--- AIM OF THE TASK ---
Please copy out all the data. Every detail stays the same.

--- SOURCE RECORDS ---
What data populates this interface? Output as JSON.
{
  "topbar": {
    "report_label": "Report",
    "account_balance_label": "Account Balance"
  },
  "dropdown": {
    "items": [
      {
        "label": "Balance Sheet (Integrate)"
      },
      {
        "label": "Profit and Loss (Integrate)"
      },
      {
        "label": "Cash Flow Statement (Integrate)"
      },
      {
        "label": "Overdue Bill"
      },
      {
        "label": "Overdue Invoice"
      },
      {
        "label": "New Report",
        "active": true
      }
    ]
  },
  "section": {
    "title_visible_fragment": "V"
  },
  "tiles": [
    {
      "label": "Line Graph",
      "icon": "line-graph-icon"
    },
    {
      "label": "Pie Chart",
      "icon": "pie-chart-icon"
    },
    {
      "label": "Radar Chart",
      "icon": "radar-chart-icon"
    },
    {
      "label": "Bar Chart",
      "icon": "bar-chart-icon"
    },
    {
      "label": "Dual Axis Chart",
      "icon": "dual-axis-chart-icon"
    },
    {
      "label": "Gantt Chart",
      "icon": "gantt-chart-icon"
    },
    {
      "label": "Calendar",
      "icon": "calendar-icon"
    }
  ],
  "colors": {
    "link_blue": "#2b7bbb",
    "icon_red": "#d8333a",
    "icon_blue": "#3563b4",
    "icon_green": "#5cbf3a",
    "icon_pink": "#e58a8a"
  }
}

--- EXERCISE OUTPUT ---
What data populates this interface? Output as JSON.
{
  "topbar": {
    "report_label": "Report",
    "account_balance_label": "Account Balance"
  },
  "dropdown": {
    "items": [
      {
        "label": "Balance Sheet (Integrate)"
      },
      {
        "label": "Profit and Loss (Integrate)"
      },
      {
        "label": "Cash Flow Statement (Integrate)"
      },
      {
        "label": "Overdue Bill"
      },
      {
        "label": "Overdue Invoice"
      },
      {
        "label": "New Report",
        "active": true
      }
    ]
  },
  "section": {
    "title_visible_fragment": "V"
  },
  "tiles": [
    {
      "label": "Line Graph",
      "icon": "line-graph-icon"
    },
    {
      "label": "Pie Chart",
      "icon": "pie-chart-icon"
    },
    {
      "label": "Radar Chart",
      "icon": "radar-chart-icon"
    },
    {
      "label": "Bar Chart",
      "icon": "bar-chart-icon"
    },
    {
      "label": "Dual Axis Chart",
      "icon": "dual-axis-chart-icon"
    },
    {
      "label": "Gantt Chart",
      "icon": "gantt-chart-icon"
    },
    {
      "label": "Calendar",
      "icon": "calendar-icon"
    }
  ],
  "colors": {
    "link_blue": "#2b7bbb",
    "icon_red": "#d8333a",
    "icon_blue": "#3563b4",
    "icon_green": "#5cbf3a",
    "icon_pink": "#e58a8a"
  }
}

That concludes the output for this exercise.